Hollywood Starlet Comes To Campus
Sixty years after starring in the cult movie ‘I Walked with a Zombie,’ actress Frances Dee made a rare public appearance for a film screening at Tufts. Medford/Somerville, Mass.
Medford/Somerville, Mass. [12.17.03] Last Friday, the cult film "I Walked with a Zombie" was shown in a special screening at Tufts - attended by the star Frances Dee. Joined by her biographer, Andrew Wentink, and Tufts associate professor of anthropology David Guss, the 1930s Hollywood star charmed audiences with a discussion of the film and her career.
"Now in her 90s, Frances Dee starred in one of Hollywood's creepiest and most evocative horror films, the great Jacques Tourneur's 1943 ‘I Walked with a Zombie,' playing a bewildered but determined nurse who tries to cure a woman stricken by a mysterious paralysis on a West Indies plantation," reported the Boston Phoenix.
The event was part of a year-long "Lost Theatres of Somerville" exhibit at the Somerville Museum exploring the history of Somerville's fourteen movie theatres - of which only one survives.
The following of "Zombie," however, has lasted longer than many of the theaters which originally showed it, becoming a cult classic for its mastery of psychological horror.
"'I Walked With a Zombie' transports ‘Jane Eyre' to Haiti and derives much of its suspense from shadows and the play of sound," reported The Boston Globe. "Dee makes a lovely and common-sense audience surrogate who is slowly pulled into acknowledging the power of the unknown over her comatose, sleepwalking charge."

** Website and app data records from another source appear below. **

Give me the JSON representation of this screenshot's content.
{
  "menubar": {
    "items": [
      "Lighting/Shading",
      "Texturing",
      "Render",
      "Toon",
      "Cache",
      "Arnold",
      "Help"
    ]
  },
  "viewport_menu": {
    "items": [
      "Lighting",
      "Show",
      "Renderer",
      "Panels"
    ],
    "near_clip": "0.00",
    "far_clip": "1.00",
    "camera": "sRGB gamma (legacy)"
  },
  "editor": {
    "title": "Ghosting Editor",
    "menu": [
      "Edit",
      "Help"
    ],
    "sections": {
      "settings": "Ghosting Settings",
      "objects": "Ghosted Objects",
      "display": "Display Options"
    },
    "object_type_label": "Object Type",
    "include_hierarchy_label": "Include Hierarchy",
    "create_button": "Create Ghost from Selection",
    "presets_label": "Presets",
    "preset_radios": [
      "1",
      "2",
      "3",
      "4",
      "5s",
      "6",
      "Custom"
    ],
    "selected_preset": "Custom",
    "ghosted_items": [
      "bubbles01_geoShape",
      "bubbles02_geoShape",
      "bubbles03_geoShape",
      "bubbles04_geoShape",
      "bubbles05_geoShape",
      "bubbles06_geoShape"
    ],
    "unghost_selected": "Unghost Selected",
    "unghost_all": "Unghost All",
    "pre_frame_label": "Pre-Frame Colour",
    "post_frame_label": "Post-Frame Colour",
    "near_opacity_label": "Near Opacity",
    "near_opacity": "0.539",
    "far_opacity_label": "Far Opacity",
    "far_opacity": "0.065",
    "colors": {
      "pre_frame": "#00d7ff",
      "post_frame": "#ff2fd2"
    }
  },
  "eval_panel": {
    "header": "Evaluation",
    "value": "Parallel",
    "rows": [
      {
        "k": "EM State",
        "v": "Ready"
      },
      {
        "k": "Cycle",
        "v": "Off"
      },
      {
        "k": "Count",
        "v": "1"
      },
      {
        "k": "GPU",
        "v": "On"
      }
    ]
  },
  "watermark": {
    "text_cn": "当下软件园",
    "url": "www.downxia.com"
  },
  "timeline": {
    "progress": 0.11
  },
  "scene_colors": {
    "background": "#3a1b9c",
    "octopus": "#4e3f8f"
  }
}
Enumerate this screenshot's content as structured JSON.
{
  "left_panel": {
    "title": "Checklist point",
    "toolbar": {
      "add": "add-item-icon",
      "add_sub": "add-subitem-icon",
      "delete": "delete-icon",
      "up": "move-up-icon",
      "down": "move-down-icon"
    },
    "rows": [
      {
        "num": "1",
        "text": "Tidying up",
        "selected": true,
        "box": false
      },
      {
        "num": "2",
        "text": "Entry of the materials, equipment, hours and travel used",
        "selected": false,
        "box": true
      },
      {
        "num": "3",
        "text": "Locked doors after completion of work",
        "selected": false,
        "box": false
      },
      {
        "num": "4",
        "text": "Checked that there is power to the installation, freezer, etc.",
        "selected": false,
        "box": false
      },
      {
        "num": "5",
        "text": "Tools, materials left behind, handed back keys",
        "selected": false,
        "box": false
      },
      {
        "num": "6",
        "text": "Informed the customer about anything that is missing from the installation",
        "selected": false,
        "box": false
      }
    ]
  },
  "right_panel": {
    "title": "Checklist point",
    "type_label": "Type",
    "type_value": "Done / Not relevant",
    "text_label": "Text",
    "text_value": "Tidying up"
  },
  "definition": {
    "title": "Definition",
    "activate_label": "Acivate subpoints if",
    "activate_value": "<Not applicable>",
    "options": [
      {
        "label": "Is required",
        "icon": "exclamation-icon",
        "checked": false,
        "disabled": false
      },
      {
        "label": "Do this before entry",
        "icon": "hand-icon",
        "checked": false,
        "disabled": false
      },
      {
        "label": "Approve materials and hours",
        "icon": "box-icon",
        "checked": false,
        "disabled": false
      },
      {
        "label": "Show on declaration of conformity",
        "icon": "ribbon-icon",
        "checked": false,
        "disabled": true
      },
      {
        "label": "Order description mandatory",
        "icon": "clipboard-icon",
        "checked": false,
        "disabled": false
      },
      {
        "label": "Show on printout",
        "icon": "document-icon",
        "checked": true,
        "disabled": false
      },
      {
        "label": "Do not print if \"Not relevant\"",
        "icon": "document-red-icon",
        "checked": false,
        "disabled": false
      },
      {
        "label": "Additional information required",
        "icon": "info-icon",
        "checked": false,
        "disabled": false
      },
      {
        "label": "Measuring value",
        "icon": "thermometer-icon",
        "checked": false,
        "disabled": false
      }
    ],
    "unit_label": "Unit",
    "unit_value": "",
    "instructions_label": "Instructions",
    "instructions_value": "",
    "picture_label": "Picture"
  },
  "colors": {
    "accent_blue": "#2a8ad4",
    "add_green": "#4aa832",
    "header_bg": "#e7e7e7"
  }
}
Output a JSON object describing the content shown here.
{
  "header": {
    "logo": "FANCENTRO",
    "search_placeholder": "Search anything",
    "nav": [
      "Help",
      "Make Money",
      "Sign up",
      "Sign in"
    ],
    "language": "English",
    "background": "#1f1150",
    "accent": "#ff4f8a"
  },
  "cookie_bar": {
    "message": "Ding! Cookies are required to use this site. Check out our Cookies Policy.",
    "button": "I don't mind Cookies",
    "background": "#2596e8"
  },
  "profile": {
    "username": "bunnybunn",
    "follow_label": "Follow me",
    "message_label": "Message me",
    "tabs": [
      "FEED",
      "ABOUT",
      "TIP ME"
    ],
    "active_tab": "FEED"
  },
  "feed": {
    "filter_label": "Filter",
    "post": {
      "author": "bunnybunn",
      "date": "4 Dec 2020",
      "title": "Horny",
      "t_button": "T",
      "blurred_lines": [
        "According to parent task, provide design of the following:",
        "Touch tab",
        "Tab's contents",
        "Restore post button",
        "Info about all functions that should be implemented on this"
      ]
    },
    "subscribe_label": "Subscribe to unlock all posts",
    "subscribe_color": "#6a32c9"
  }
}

Dee - who also worked alongside Douglas Fairbanks Jr., Gary Cooper, and Ronald Coleman and was married to actor Joel McCrea for 57 years - had a successful career, often playing strong supporting roles to her top notch co-stars.
"Wholesomely gorgeous and possessed of wit and aplomb, the actress had her greatest fame as a contract player for Paramount and Samuel Goldwyn during the 1930s," reported the Globe, "anchoring the occasional screwball comedy, like 1935's ‘The Gay Deception,' but more often playing good-girl parts opposite Bette Davis in ‘Of Human Bondage' and Katharine Hepburn in ‘Little Women.'
The veteran actress was once considered for one of the most memorable roles in film history - but was deemed too beautiful for the part.
"Dee is the last surviving actress to have auditioned for the role of Scarlett O'Hara in 1939's ‘Gone With the Wind,' reported the Globe. "She was a finalist for the part of Melanie, but the story is that producer David O. Selznick was afraid her beauty might upstage Vivien Leigh in the lead and gave the role to Olivia de Havilland."
As for the role she did get in "Zombie," Dee said that she only took the part so she could buy a present for her mother. The Tufts screening of the film was the first time the veteran actress had seen the movie since its release.
"I just thought it was a terrible name," Dee told the Globe. "I would turn away every time I said it. The reason I did the movie was that they offered me a sum that could buy my mother a new car. We got her the car - and it turned out to be a cult kind of picture."